THE PROBLEM
How many lines below include the word "perl"? State that number and nothing else.

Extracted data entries
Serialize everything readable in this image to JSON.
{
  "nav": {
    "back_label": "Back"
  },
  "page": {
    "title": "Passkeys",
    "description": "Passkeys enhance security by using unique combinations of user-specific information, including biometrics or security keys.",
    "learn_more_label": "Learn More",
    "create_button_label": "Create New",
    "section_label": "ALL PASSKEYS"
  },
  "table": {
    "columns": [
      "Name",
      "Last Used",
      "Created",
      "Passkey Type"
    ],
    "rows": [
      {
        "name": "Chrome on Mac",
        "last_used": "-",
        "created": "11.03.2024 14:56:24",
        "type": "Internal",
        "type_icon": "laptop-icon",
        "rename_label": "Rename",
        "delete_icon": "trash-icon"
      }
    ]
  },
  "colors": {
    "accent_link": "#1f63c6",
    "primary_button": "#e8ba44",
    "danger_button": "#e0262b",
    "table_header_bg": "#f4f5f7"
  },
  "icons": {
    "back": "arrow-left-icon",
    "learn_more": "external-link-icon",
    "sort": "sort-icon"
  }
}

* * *

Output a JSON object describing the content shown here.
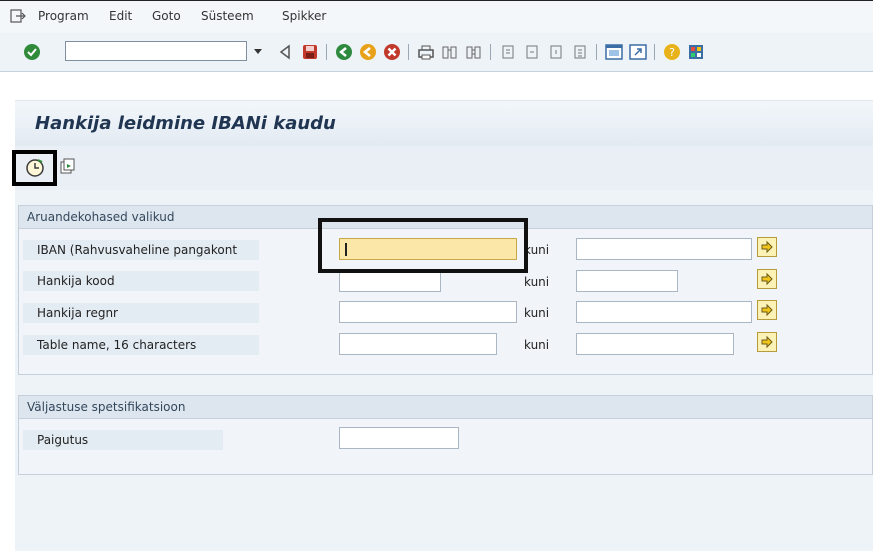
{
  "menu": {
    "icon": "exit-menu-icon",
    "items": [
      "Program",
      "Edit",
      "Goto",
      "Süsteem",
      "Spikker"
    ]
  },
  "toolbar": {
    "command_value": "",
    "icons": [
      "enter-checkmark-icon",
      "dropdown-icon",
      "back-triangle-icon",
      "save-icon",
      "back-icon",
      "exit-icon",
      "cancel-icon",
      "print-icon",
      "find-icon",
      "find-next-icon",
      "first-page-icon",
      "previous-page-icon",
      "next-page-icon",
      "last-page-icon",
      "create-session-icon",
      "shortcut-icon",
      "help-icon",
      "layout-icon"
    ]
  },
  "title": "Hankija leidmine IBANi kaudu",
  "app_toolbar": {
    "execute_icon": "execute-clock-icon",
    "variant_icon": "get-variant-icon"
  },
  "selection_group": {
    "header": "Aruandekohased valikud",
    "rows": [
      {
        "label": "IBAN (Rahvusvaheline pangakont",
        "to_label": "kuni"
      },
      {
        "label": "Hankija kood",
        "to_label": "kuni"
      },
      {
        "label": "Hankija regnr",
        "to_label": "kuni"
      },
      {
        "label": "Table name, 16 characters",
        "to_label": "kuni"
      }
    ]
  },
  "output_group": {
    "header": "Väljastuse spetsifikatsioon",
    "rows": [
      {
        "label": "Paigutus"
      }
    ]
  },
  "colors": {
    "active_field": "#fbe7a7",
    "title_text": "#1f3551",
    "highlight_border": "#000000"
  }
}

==

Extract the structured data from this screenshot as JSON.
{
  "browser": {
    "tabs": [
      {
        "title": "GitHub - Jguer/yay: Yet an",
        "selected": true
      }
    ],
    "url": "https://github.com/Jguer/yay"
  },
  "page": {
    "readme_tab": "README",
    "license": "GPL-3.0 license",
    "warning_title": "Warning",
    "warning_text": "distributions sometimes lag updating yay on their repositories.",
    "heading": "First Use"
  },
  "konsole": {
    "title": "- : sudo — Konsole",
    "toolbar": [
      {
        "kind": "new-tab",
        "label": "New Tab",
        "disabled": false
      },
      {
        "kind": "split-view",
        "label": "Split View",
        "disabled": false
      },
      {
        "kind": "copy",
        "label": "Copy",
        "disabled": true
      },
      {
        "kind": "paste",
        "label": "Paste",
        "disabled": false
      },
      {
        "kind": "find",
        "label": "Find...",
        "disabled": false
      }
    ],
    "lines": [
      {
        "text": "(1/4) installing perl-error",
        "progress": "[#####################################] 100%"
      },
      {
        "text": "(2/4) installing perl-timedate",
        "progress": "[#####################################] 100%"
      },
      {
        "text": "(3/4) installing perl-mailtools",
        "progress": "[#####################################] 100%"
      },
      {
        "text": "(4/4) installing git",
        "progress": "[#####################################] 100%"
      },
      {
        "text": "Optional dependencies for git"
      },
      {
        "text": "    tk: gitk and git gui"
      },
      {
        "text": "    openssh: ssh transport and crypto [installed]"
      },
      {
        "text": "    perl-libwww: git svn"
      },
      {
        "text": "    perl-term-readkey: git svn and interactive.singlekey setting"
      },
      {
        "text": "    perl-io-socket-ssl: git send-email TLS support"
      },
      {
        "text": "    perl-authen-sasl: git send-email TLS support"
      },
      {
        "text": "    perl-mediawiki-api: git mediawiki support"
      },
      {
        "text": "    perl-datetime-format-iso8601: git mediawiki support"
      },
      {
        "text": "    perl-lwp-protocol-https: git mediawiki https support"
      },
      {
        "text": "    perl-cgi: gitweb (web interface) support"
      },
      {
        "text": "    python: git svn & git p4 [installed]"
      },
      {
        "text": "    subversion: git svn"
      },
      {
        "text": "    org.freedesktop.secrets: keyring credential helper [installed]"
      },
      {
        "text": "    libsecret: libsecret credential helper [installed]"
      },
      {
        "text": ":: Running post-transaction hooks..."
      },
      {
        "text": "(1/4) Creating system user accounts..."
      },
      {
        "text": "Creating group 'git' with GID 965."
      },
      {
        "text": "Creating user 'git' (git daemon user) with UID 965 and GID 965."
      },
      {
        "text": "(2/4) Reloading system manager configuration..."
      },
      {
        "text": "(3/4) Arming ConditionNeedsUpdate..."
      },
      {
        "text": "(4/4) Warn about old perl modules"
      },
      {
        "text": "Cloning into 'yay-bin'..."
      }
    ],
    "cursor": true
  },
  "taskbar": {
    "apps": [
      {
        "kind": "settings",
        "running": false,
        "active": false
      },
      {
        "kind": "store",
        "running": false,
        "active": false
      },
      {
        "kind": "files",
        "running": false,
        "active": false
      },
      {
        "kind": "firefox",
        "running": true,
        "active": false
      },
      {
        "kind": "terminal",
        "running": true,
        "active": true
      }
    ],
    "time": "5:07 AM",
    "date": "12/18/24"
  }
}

WRITTEN ANSWER
12